304 North Cardinal
St. Dorchester Center, MA 02124

Work Hours
Monday to Friday: 7AM - 7PM
Weekend: 10AM - 5PM

Who Invented Clothes Peg?

Whether you’re looking for information on the who invented clothes peg or want to know why they’re used, you’ll find plenty of information in this article. Here you’ll learn about the history of the clothes peg, why they were invented, and why they’re still so popular today.


During the mid-19th century, American inventors began to mass produce clothespins. The United States Patent Office patented about 150 different kinds. Most of the designs incorporated a modified hinge or spring.

The earliest American clothespin patent was issued in March 1832. It described a bent strip of hickory wood held together with a wooden screw.

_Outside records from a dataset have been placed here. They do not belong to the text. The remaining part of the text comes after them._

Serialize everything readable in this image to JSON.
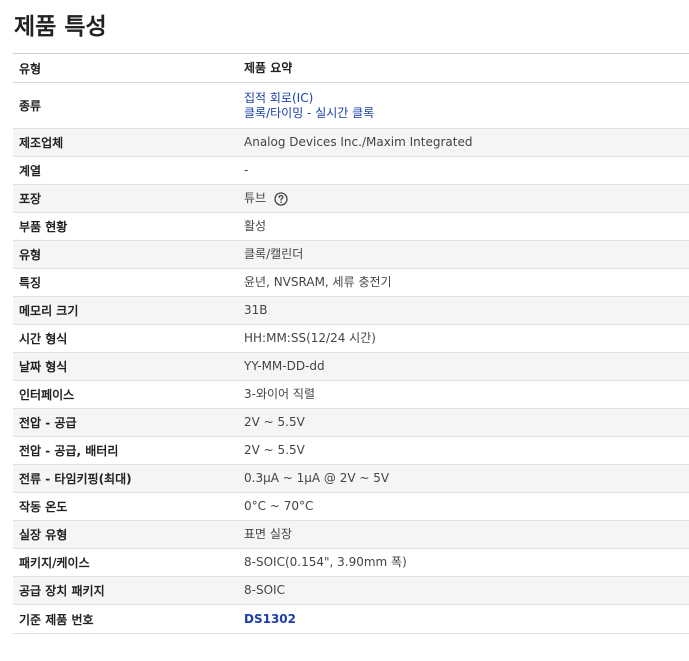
{
  "page_title": "제품 특성",
  "header": {
    "label": "유형",
    "value": "제품 요약"
  },
  "rows": [
    {
      "label": "종류",
      "links": [
        "집적 회로(IC)",
        "클록/타이밍 - 실시간 클록"
      ]
    },
    {
      "label": "제조업체",
      "value": "Analog Devices Inc./Maxim Integrated"
    },
    {
      "label": "계열",
      "value": "-"
    },
    {
      "label": "포장",
      "value": "튜브",
      "icon": "help-circle-icon"
    },
    {
      "label": "부품 현황",
      "value": "활성"
    },
    {
      "label": "유형",
      "value": "클록/캘린더"
    },
    {
      "label": "특징",
      "value": "윤년, NVSRAM, 세류 충전기"
    },
    {
      "label": "메모리 크기",
      "value": "31B"
    },
    {
      "label": "시간 형식",
      "value": "HH:MM:SS(12/24 시간)"
    },
    {
      "label": "날짜 형식",
      "value": "YY-MM-DD-dd"
    },
    {
      "label": "인터페이스",
      "value": "3-와이어 직렬"
    },
    {
      "label": "전압 - 공급",
      "value": "2V ~ 5.5V"
    },
    {
      "label": "전압 - 공급, 배터리",
      "value": "2V ~ 5.5V"
    },
    {
      "label": "전류 - 타임키핑(최대)",
      "value": "0.3µA ~ 1µA @ 2V ~ 5V"
    },
    {
      "label": "작동 온도",
      "value": "0°C ~ 70°C"
    },
    {
      "label": "실장 유형",
      "value": "표면 실장"
    },
    {
      "label": "패키지/케이스",
      "value": "8-SOIC(0.154\", 3.90mm 폭)"
    },
    {
      "label": "공급 장치 패키지",
      "value": "8-SOIC"
    },
    {
      "label": "기준 제품 번호",
      "link": "DS1302"
    }
  ],
  "colors": {
    "link": "#1a3fa8",
    "alt_row": "#f5f5f5"
  }
}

Another improved version was introduced by Solon E. Moore in 1887. This design introduced a “coiled fulcrum” that held the two wooden pieces of the pin together. This allowed the peg to be stronger and easier to open.

It also prevented the two parts from parting. The resulting pin was much easier to manufacture.

Solon E. Moore

Invented in 1853, the modern clothes peg was invented by American David M. Smith in Springfield, Vermont. It featured two wooden prongs that joined with a fulcrum to hold the pieces together.

The design was simple, but had a strong grip. The peg kept clothes securely on the wash line. The design is still used today, and is one of only 146 patents issued.

During the early 20th century, manufacturers in Vermont were producing tens of thousands of clothes pegs every day. The state became the “Silicon Valley” of the clothespin industry.

A clothespin is a small wooden object with two interlocking prongs. The prongs are connected with a coiled spring. This makes the pin easier to open and close, and stronger.

Scott Boocock

Inventor Scott Boocock is the founder of Hegs, an innovative half-peg/half-hook laundry hanging device. Hegs can be found in stores such as Foodland, IGA and Woolworths. They have ergonomic thumb grips and rust-resistant stainless steel springs.

Hegs are sold in Australia, New Zealand and China, but are also gaining a foothold in North America, England, Ireland, Japan, Korea and Mexico. They are manufactured in South Australia and have won several design awards in the process.

Scott has a knack for turning his ideas into action. Originally from Alice Springs, Northern Territory, he sold an events management company to focus on Hegs. In the early years of the company, Hegs produced 53 million pegs.

Willow pegs soothe pain

Throughout the centuries, willow pegs have been used to help soothe pain. The bark of willow trees contains chemicals that have anti-inflammatory and fever reducing properties. They also act as antioxidants.

Historically, willow bark has been used to treat arthritis and back pain. In a recent study, willow bark was found to be more effective than a placebo in reducing osteoarthritis symptoms. In addition, it was found to be more effective than placebo in reducing inflammation.

The effects of willow bark are believed to be due to its active ingredient, salicin. Salicin is a chemical that helps relieve pain and acts as an anti-inflammatory. It is similar to the chemical aspirin. It works by blocking prostaglandin production in the nerves.

Resilient material

Having a peg on the mantel doesn’t mean you’re stuck lugging it around the house. In fact, it’s a great thing to do. The old fashioned clothespin was a popular household item. Aside from its functional benefits, it was also a good way to spruce up your home. It is said that wooden clothespin makers like the aforementioned frugally inclined gents had a hard time competing with foreign competitors. This is not to say that American ingenuity did not come into play. A few clever inventors went the extra mile to make their devices more durable.

A smattering of these clever minds managed to turn their invention into a moneymaker. One such conglomerate snagged a 500,000 board foot of lumber in the early twentieth century.


Compared to a conventional clothes peg, an improved version provides better grip and holds washing more securely. The invention also avoids marking the surface of the washing with the traditional clothes peg. The new clothes peg is simple in structure and economical to manufacture.

The improvement includes the use of a resilient material to allow the jaws to squash and hold the washing well. The resilient material may be a single piece or can be obtained through an industrial process such as two-shot injection molding.

This resilient material is fixed to the interior face of each of the jaw-forming parts. The anterior parts 6 and 7 are lined with the resilient material to provide a smooth surface for contact with the washing.

Leave a Reply

Your email address will not be published. Required fields are marked *